I’m betting that understanding Italian wouldn’t make this any more amazing than it already is in my ignorance.
More photos and information about Christopher Mann’s stunning Disco Volante at Goodood Road & Racing.
If you thought that vintage track footage was hard to find, you should try digging up old tours of sportscar workshops. I can’t help imagining that this precious film is the result of an expectant Miura buyer visiting the line to check in on their purchase. Whatever the reasons or motivations for the filming, it’s a wonderful artifact of Lamborghini’s early days.
Listen to that Super-8 projector whirr.
Monza Banking.
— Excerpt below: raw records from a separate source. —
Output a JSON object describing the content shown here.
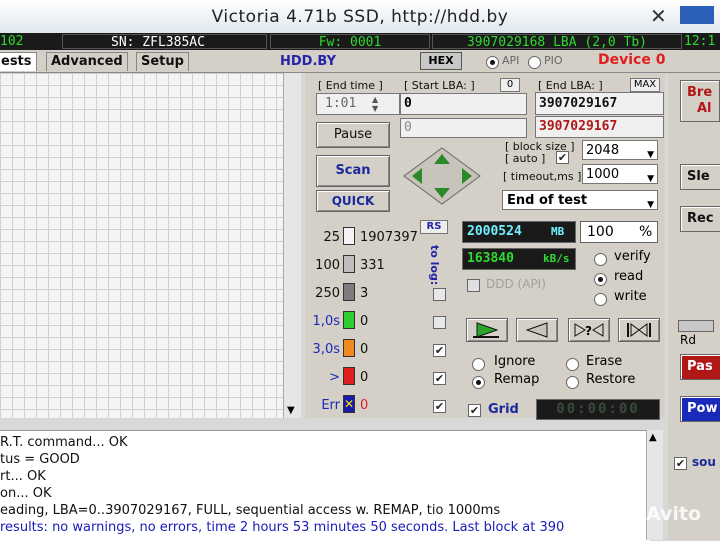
{
  "title": "Victoria 4.71b SSD, http://hdd.by",
  "info_bar": {
    "model_tail": "102",
    "serial": "SN: ZFL385AC",
    "firmware": "Fw: 0001",
    "capacity": "3907029168 LBA (2,0 Tb)",
    "clock": "12:1"
  },
  "tabs": [
    {
      "label": "ests",
      "active": true
    },
    {
      "label": "Advanced",
      "active": false
    },
    {
      "label": "Setup",
      "active": false
    }
  ],
  "brand_link": "HDD.BY",
  "hex_label": "HEX",
  "mode": {
    "api_label": "API",
    "pio_label": "PIO",
    "selected": "API",
    "device_label": "Device 0"
  },
  "end_time": {
    "label": "[ End time ]",
    "value": "1:01"
  },
  "start_lba": {
    "label": "[ Start LBA: ]",
    "value": "0",
    "current": "0",
    "end_label": "[ End LBA: ]",
    "max_label": "MAX"
  },
  "end_lba": {
    "value": "3907029167",
    "current": "3907029167"
  },
  "buttons": {
    "pause": "Pause",
    "scan": "Scan",
    "quick": "QUICK"
  },
  "block_size": {
    "label": "[ block size ]",
    "auto_label": "[ auto ]",
    "auto_checked": true,
    "value": "2048"
  },
  "timeout": {
    "label": "[ timeout,ms ]",
    "value": "1000"
  },
  "end_action": "End of test",
  "rs_label": "RS",
  "to_log_label": "to log:",
  "timing_counts": [
    {
      "label": "25",
      "count": "1907397",
      "color": "#f4f4f4",
      "log": false
    },
    {
      "label": "100",
      "count": "331",
      "color": "#bdbdbd",
      "log": false
    },
    {
      "label": "250",
      "count": "3",
      "color": "#7d7d7d",
      "log": false
    },
    {
      "label": "1,0s",
      "count": "0",
      "color": "#2ecc2e",
      "log": false
    },
    {
      "label": "3,0s",
      "count": "0",
      "color": "#f08a1e",
      "log": true
    },
    {
      "label": ">",
      "count": "0",
      "color": "#e01e1e",
      "log": true
    },
    {
      "label": "Err",
      "count": "0",
      "color": "#1e3ed8",
      "log": true
    }
  ],
  "progress": {
    "mb": "2000524",
    "mb_unit": "MB",
    "percent": "100",
    "percent_unit": "%",
    "speed": "163840",
    "speed_unit": "kB/s"
  },
  "ddd_label": "DDD (API)",
  "test_mode": {
    "options": [
      "verify",
      "read",
      "write"
    ],
    "selected": "read"
  },
  "action_mode": {
    "options": [
      "Ignore",
      "Erase",
      "Remap",
      "Restore"
    ],
    "selected": "Remap"
  },
  "grid_label": "Grid",
  "grid_checked": true,
  "timer": "00:00:00",
  "log_lines": [
    "R.T. command... OK",
    "tus = GOOD",
    "rt... OK",
    "on... OK",
    "eading, LBA=0..3907029167, FULL, sequential access w. REMAP, tio 1000ms",
    "results: no warnings, no errors, time 2 hours 53 minutes 50 seconds. Last block at 390"
  ],
  "right_buttons": [
    "Bre",
    "Al",
    "Sle",
    "Rec",
    "Rd",
    "Pas",
    "Pow"
  ],
  "sound_label": "sou",
  "watermark": "Avito"
}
No further commentary needed.
Let’s dig back in to the scores of photos that Gary Mason sent in from his teenage years spent in Italy in the 1950s. Among them are these magnificent snapshots from a decidedly less documented location than Monza or along the Brescia-Rome route. The Asiago Hillclimb in the mountains of Northern Italy is exactly the kind of event I love seeing imagery from. This looks very much like a locally organized race for local racers—no glitz required.
Of course in classic hillclimb fashion, it’s the variety that makes these amazing shots come together so beautifully. Everything from open-wheeled formula junior cars and little sub-1000cc barchettas to big Ferraris and proto-econobox Fiats (albeit tuned by Abarth) are all well represented here. What an incredible afternoon it must have been for Gary, nestled in among the other fans atop this little wall above a switchback.
Click on through to more of Gary’s photos in our Gary Mason Archives. Another huge “thank you” to Gary Mason for sending these in. More to come.
The F40 is iconic for a lot of reasons. It was the last Ferrari to be created under Enzo Ferrari’s direct supervision. It was a perfect moment at the height of the old fashioned—some say purer—supercar (old fashioned in that it was without much in the way of onboard computerized driver aids). It isn’t bad to look at either.
When the Japanese magazine Car Graphic was asked to make this promotional video for the Ferrari F40 in 1987, they may have produced something just as unique as the F40 itself… Something we’re unlikely to ever see again. I’d bet that this is as close as we’ll ever get to a Ferrari television ad.
You know… as good as it looks, the view pales in comparison to the sound.
Wow. Just wow.